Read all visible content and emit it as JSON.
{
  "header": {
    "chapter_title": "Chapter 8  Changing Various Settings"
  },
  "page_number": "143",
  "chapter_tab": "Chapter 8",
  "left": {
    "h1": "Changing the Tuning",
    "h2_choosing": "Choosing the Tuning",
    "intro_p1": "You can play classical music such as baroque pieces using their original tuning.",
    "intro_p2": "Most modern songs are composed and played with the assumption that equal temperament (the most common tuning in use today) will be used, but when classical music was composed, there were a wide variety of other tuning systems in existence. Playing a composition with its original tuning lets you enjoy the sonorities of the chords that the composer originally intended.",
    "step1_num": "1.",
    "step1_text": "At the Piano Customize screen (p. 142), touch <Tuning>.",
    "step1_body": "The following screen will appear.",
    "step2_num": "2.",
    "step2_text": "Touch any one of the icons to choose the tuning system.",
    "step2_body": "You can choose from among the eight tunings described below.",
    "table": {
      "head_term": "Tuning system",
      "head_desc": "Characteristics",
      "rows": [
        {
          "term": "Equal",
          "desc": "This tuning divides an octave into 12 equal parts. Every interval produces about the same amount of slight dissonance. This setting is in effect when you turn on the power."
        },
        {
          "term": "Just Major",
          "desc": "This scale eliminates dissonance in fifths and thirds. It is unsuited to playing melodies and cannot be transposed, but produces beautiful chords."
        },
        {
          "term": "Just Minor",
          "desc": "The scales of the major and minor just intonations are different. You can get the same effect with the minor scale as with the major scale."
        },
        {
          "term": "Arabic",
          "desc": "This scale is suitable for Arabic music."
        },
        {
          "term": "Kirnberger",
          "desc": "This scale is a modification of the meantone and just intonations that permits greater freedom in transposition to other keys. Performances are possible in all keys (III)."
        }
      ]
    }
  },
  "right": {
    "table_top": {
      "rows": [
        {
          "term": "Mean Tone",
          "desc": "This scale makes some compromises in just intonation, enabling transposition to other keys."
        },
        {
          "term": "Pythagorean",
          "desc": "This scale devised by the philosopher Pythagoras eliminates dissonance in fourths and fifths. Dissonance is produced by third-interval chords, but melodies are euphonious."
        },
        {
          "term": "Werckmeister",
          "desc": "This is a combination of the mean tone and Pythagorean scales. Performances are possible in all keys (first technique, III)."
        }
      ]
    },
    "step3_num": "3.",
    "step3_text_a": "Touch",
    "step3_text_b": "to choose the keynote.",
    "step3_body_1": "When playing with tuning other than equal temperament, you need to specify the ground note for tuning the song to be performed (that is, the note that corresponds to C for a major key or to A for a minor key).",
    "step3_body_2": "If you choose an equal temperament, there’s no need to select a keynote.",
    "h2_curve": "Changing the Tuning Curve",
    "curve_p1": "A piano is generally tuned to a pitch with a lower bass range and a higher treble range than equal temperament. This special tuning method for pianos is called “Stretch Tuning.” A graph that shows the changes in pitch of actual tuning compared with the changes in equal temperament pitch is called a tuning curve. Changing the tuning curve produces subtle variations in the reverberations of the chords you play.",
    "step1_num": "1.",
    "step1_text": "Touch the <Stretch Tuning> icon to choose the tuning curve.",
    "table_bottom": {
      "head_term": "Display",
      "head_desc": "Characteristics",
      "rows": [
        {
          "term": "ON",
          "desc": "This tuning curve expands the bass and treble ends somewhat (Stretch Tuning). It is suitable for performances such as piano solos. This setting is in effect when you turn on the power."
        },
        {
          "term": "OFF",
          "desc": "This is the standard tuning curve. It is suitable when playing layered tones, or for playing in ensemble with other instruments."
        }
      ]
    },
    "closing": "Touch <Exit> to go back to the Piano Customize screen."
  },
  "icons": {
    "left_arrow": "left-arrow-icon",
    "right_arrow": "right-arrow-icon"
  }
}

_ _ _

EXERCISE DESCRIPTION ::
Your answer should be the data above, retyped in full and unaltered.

FINISHED EXERCISE ::
Read all visible content and emit it as JSON.
{
  "header": {
    "chapter_title": "Chapter 8  Changing Various Settings"
  },
  "page_number": "143",
  "chapter_tab": "Chapter 8",
  "left": {
    "h1": "Changing the Tuning",
    "h2_choosing": "Choosing the Tuning",
    "intro_p1": "You can play classical music such as baroque pieces using their original tuning.",
    "intro_p2": "Most modern songs are composed and played with the assumption that equal temperament (the most common tuning in use today) will be used, but when classical music was composed, there were a wide variety of other tuning systems in existence. Playing a composition with its original tuning lets you enjoy the sonorities of the chords that the composer originally intended.",
    "step1_num": "1.",
    "step1_text": "At the Piano Customize screen (p. 142), touch <Tuning>.",
    "step1_body": "The following screen will appear.",
    "step2_num": "2.",
    "step2_text": "Touch any one of the icons to choose the tuning system.",
    "step2_body": "You can choose from among the eight tunings described below.",
    "table": {
      "head_term": "Tuning system",
      "head_desc": "Characteristics",
      "rows": [
        {
          "term": "Equal",
          "desc": "This tuning divides an octave into 12 equal parts. Every interval produces about the same amount of slight dissonance. This setting is in effect when you turn on the power."
        },
        {
          "term": "Just Major",
          "desc": "This scale eliminates dissonance in fifths and thirds. It is unsuited to playing melodies and cannot be transposed, but produces beautiful chords."
        },
        {
          "term": "Just Minor",
          "desc": "The scales of the major and minor just intonations are different. You can get the same effect with the minor scale as with the major scale."
        },
        {
          "term": "Arabic",
          "desc": "This scale is suitable for Arabic music."
        },
        {
          "term": "Kirnberger",
          "desc": "This scale is a modification of the meantone and just intonations that permits greater freedom in transposition to other keys. Performances are possible in all keys (III)."
        }
      ]
    }
  },
  "right": {
    "table_top": {
      "rows": [
        {
          "term": "Mean Tone",
          "desc": "This scale makes some compromises in just intonation, enabling transposition to other keys."
        },
        {
          "term": "Pythagorean",
          "desc": "This scale devised by the philosopher Pythagoras eliminates dissonance in fourths and fifths. Dissonance is produced by third-interval chords, but melodies are euphonious."
        },
        {
          "term": "Werckmeister",
          "desc": "This is a combination of the mean tone and Pythagorean scales. Performances are possible in all keys (first technique, III)."
        }
      ]
    },
    "step3_num": "3.",
    "step3_text_a": "Touch",
    "step3_text_b": "to choose the keynote.",
    "step3_body_1": "When playing with tuning other than equal temperament, you need to specify the ground note for tuning the song to be performed (that is, the note that corresponds to C for a major key or to A for a minor key).",
    "step3_body_2": "If you choose an equal temperament, there’s no need to select a keynote.",
    "h2_curve": "Changing the Tuning Curve",
    "curve_p1": "A piano is generally tuned to a pitch with a lower bass range and a higher treble range than equal temperament. This special tuning method for pianos is called “Stretch Tuning.” A graph that shows the changes in pitch of actual tuning compared with the changes in equal temperament pitch is called a tuning curve. Changing the tuning curve produces subtle variations in the reverberations of the chords you play.",
    "step1_num": "1.",
    "step1_text": "Touch the <Stretch Tuning> icon to choose the tuning curve.",
    "table_bottom": {
      "head_term": "Display",
      "head_desc": "Characteristics",
      "rows": [
        {
          "term": "ON",
          "desc": "This tuning curve expands the bass and treble ends somewhat (Stretch Tuning). It is suitable for performances such as piano solos. This setting is in effect when you turn on the power."
        },
        {
          "term": "OFF",
          "desc": "This is the standard tuning curve. It is suitable when playing layered tones, or for playing in ensemble with other instruments."
        }
      ]
    },
    "closing": "Touch <Exit> to go back to the Piano Customize screen."
  },
  "icons": {
    "left_arrow": "left-arrow-icon",
    "right_arrow": "right-arrow-icon"
  }
}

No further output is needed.